II. Family & Duty 1. Duty and Responsibility from family : the conflict between one’s obligations and one’s real desires, suggesting that being true to one may necessitate abandonment of the other.
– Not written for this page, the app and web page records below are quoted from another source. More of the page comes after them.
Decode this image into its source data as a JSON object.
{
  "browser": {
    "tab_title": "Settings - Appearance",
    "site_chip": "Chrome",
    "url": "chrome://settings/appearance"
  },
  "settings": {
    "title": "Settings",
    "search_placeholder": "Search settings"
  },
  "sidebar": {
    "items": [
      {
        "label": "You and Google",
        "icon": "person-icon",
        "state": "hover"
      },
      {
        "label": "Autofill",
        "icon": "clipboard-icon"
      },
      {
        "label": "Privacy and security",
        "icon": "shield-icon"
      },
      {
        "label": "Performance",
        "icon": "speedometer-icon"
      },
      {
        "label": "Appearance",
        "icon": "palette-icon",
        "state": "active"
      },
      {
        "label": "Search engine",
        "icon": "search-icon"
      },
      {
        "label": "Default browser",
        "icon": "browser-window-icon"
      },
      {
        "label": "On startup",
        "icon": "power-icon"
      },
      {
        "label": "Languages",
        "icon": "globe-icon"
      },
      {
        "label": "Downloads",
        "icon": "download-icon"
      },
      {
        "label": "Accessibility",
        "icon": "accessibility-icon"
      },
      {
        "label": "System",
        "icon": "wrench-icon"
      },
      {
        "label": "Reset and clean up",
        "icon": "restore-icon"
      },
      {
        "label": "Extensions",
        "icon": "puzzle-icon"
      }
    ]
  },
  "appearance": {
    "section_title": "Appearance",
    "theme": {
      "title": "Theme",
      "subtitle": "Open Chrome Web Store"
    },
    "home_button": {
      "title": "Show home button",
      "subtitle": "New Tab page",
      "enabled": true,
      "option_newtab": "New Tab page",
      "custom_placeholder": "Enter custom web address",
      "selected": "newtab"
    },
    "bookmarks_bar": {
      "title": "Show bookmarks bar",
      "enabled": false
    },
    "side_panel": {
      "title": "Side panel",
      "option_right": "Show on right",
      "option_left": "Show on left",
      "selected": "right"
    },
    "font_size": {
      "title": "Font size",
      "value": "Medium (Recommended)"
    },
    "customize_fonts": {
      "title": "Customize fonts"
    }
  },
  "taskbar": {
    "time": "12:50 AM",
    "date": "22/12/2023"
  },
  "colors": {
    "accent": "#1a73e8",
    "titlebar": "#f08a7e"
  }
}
Duties are gender specific, and arise largely from the expectations of societal norms. 2. Obligations 1) Questions of duty and responsibility to one’s other family members 2) Gender specific roles of family members a. the male - to bring home money b. the daughter - to look pretty and get married. -> this features the notion of abandonment 3. the notion of children taking after their parents 1) Tom leaves the family just as his father did 2) Amanda wishes her daughter were as popular as she used to be. 4. the relationship between sister and brother Tom feels both protective and later guilty with regards to his sister Laura.
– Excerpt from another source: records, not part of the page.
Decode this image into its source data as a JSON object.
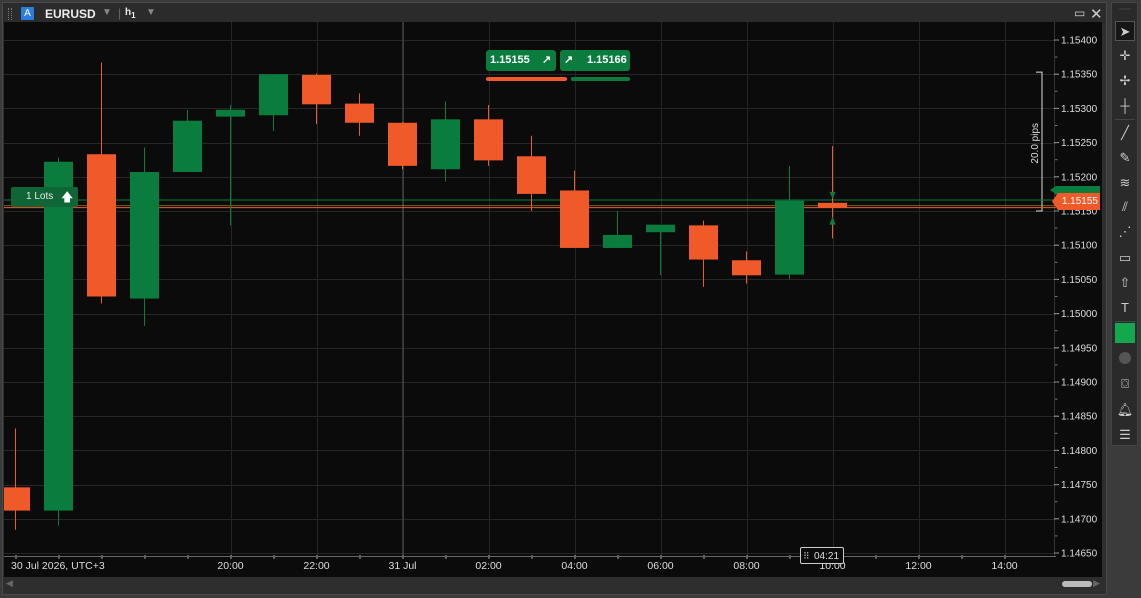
{
  "window": {
    "account_badge": "A",
    "symbol": "EURUSD",
    "timeframe_main": "h",
    "timeframe_sub": "1",
    "dropdown_glyph": "▼",
    "maximize_glyph": "▭",
    "close_glyph": "✕"
  },
  "trade_panel": {
    "sell_price": "1.15155",
    "buy_price": "1.15166",
    "sell_arrow": "↗",
    "buy_arrow": "↗",
    "sell_color": "#f05a28",
    "buy_color": "#0a7d3e"
  },
  "lots": {
    "label": "1 Lots",
    "arrow": "🡅"
  },
  "current_price": "1.15155",
  "countdown": {
    "grip": "⠿",
    "text": "04:21"
  },
  "measure": {
    "label": "20.0 pips"
  },
  "toolbar": {
    "icons": [
      "pointer-icon",
      "crosshair-icon",
      "move-icon",
      "cross-icon",
      "trendline-icon",
      "pencil-icon",
      "fibonacci-icon",
      "pitchfork-icon",
      "grid-icon",
      "rectangle-icon",
      "arrow-up-icon",
      "text-icon",
      "color-swatch-icon",
      "circle-icon",
      "camera-icon",
      "bell-icon",
      "list-add-icon"
    ]
  },
  "chart_data": {
    "type": "candlestick",
    "symbol": "EURUSD",
    "timeframe": "h1",
    "ylim": [
      1.1462,
      1.15425
    ],
    "y_ticks": [
      "1.15400",
      "1.15350",
      "1.15300",
      "1.15250",
      "1.15200",
      "1.15150",
      "1.15100",
      "1.15050",
      "1.15000",
      "1.14950",
      "1.14900",
      "1.14850",
      "1.14800",
      "1.14750",
      "1.14700",
      "1.14650"
    ],
    "x_labels": [
      {
        "label": "30 Jul 2026, UTC+3",
        "bar": -0.5
      },
      {
        "label": "20:00",
        "bar": 5
      },
      {
        "label": "22:00",
        "bar": 7
      },
      {
        "label": "31 Jul",
        "bar": 9
      },
      {
        "label": "02:00",
        "bar": 11
      },
      {
        "label": "04:00",
        "bar": 13
      },
      {
        "label": "06:00",
        "bar": 15
      },
      {
        "label": "08:00",
        "bar": 17
      },
      {
        "label": "10:00",
        "bar": 19
      },
      {
        "label": "12:00",
        "bar": 21
      },
      {
        "label": "14:00",
        "bar": 23
      }
    ],
    "candles": [
      {
        "o": 1.14746,
        "h": 1.14832,
        "l": 1.14684,
        "c": 1.14712
      },
      {
        "o": 1.14712,
        "h": 1.15228,
        "l": 1.1469,
        "c": 1.15222
      },
      {
        "o": 1.15233,
        "h": 1.15367,
        "l": 1.15015,
        "c": 1.15025
      },
      {
        "o": 1.15022,
        "h": 1.15243,
        "l": 1.14982,
        "c": 1.15207
      },
      {
        "o": 1.15207,
        "h": 1.15298,
        "l": 1.15207,
        "c": 1.15282
      },
      {
        "o": 1.15288,
        "h": 1.15305,
        "l": 1.15129,
        "c": 1.15298
      },
      {
        "o": 1.1529,
        "h": 1.1535,
        "l": 1.15267,
        "c": 1.1535
      },
      {
        "o": 1.15349,
        "h": 1.15351,
        "l": 1.15277,
        "c": 1.15306
      },
      {
        "o": 1.15307,
        "h": 1.15322,
        "l": 1.1526,
        "c": 1.15279
      },
      {
        "o": 1.15279,
        "h": 1.1528,
        "l": 1.15211,
        "c": 1.15216
      },
      {
        "o": 1.15211,
        "h": 1.1531,
        "l": 1.15193,
        "c": 1.15284
      },
      {
        "o": 1.15284,
        "h": 1.15305,
        "l": 1.15216,
        "c": 1.15224
      },
      {
        "o": 1.1523,
        "h": 1.1526,
        "l": 1.1515,
        "c": 1.15175
      },
      {
        "o": 1.1518,
        "h": 1.15209,
        "l": 1.15096,
        "c": 1.15096
      },
      {
        "o": 1.15096,
        "h": 1.1515,
        "l": 1.15096,
        "c": 1.15115
      },
      {
        "o": 1.15119,
        "h": 1.15127,
        "l": 1.15056,
        "c": 1.1513
      },
      {
        "o": 1.15129,
        "h": 1.15136,
        "l": 1.15039,
        "c": 1.15079
      },
      {
        "o": 1.15078,
        "h": 1.15091,
        "l": 1.15044,
        "c": 1.15056
      },
      {
        "o": 1.15057,
        "h": 1.15216,
        "l": 1.1505,
        "c": 1.15165
      },
      {
        "o": 1.15162,
        "h": 1.15245,
        "l": 1.1511,
        "c": 1.15155
      }
    ],
    "bid_line": 1.15155,
    "ask_line": 1.15166,
    "measure_range": [
      1.1515,
      1.15353
    ]
  }
}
III. Memory, Past & Dream 1. Memory & Past 1) Thematically, memory in the form of Amanda’s living in the past. 2) The story itself is the memory of Tom, the narrator 3) In memory a. the events are selective b. that events are remembered with music, with peculiar lighting. c. that reality is altered and edited and made presentable in certain ways. 2. Dream 1) In this play, dreams of the future are the source of conflict 2) Amanda : wants her children to fulfill the classic American Dream of hard work and success 3) Tom : wants to be a writer 4) Laura : wants to establish with marriage -> parents imposing their dreams on their children, rather than allowing them to figure out themselves just what it is that they want.
IV. Marriage & Love 1. Marriage : a tool rather than a celebration of love 1) Amanda : believes marriage is a necessary step for her daughter to live comfortably, to be supported by a man. 2) Question : what is the lasting nature of marriage? the marriage of Amanda vs. her missing husband abandoning her. 2. Love is tricky 1) Love-like scene of Laura and Jim vs. Love of Jim for Betty mutual understanding of each other’s individuality and uniqueness vs. ‘getting along fine’ 2) Amanda’s confession vs. her husband having abandoned her 3. The issue of familial love 1) the anger and frustration of family members vs. innate love for them 2) esp. the nature of love between brother and sister, who support each other
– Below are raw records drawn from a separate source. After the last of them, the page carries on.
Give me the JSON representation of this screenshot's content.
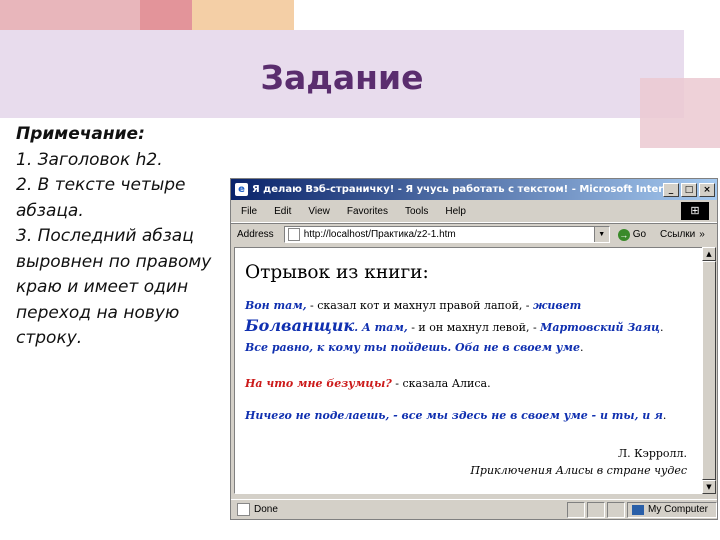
{
  "slide": {
    "title": "Задание",
    "colors": {
      "title": "#5a2d6e",
      "band": "#e8dced",
      "accent_red": "#e0a0a8",
      "accent_orange": "#f2c29a"
    }
  },
  "note": {
    "heading": "Примечание:",
    "lines": [
      "1. Заголовок h2.",
      "2. В тексте четыре",
      "абзаца.",
      "3. Последний абзац",
      "выровнен по правому",
      "краю и имеет один",
      "переход на новую",
      "строку."
    ]
  },
  "browser": {
    "title": "Я делаю Вэб-страничку! - Я учусь работать с текстом! - Microsoft Internet ...",
    "buttons": {
      "minimize": "_",
      "maximize": "□",
      "close": "×"
    },
    "menu": [
      "File",
      "Edit",
      "View",
      "Favorites",
      "Tools",
      "Help"
    ],
    "address_label": "Address",
    "address_value": "http://localhost/Практика/z2-1.htm",
    "go_label": "Go",
    "links_label": "Ссылки",
    "links_chevron": "»",
    "status_text": "Done",
    "zone_text": "My Computer"
  },
  "page": {
    "heading": "Отрывок из книги:",
    "p1": {
      "l1_blue": "Вон там,",
      "l1_plain": " - сказал кот и махнул правой лапой, - ",
      "l1_blue2": "живет",
      "l2_big": "Болванщик",
      "l2_blue": ". А там,",
      "l2_plain": " - и он махнул левой, - ",
      "l2_blue2": "Мартовский Заяц",
      "l2_end": ".",
      "l3_blue": "Все равно, к кому ты пойдешь. Оба не в своем уме",
      "l3_end": "."
    },
    "p2": {
      "red": "На что мне безумцы?",
      "plain": " - сказала Алиса."
    },
    "p3": {
      "blue": "Ничего не поделаешь, - все мы здесь не в своем уме - и ты, и я",
      "end": "."
    },
    "p4": {
      "author": "Л. Кэрролл.",
      "book": "Приключения Алисы в стране чудес"
    }
  }
}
V. Deception, Lies & Weakness 1. Amanda 1) retreats from reality by denial and deliberately deluding herself as to the true nature of things. 2) refuses to see that her daughter is crippled or her son a writer who likes to drink 3) sees only the good qualities in their children. 4) thinks of herself as the pretty Southern Belle 2. Weakness linked to fragility meaning both beauty and breakability 1) Laura’s shyness and fragility a. keep her in her own little world of equally fragile glass animals b. infuse her with a mysterious individuality c. gives her the nickname "Blue Roses" and incredibly attractive for Jim 3. Fragility means dependence 1) Laura needs Tom precisely because of her shy and delicate demeanor. 2) the relationship between physical and mental fragility -> Laura’s shyness arising from a physical defect
VI. Gender Roles 1. Gender roles in dictating the future plans of each character 1) Laura must get married because she is a girl 2) Tom should take business classes because he is a man. 2. Gender roles seem to arise from tradition ex) Amanda discusses what women should do and what men should do according to her Southern upbringing. 3. Gender roles as dictating values ex) great importance on Laura’s attitude staying ‘fresh and pretty’ vs. ‘character’ is the most important thing for a man.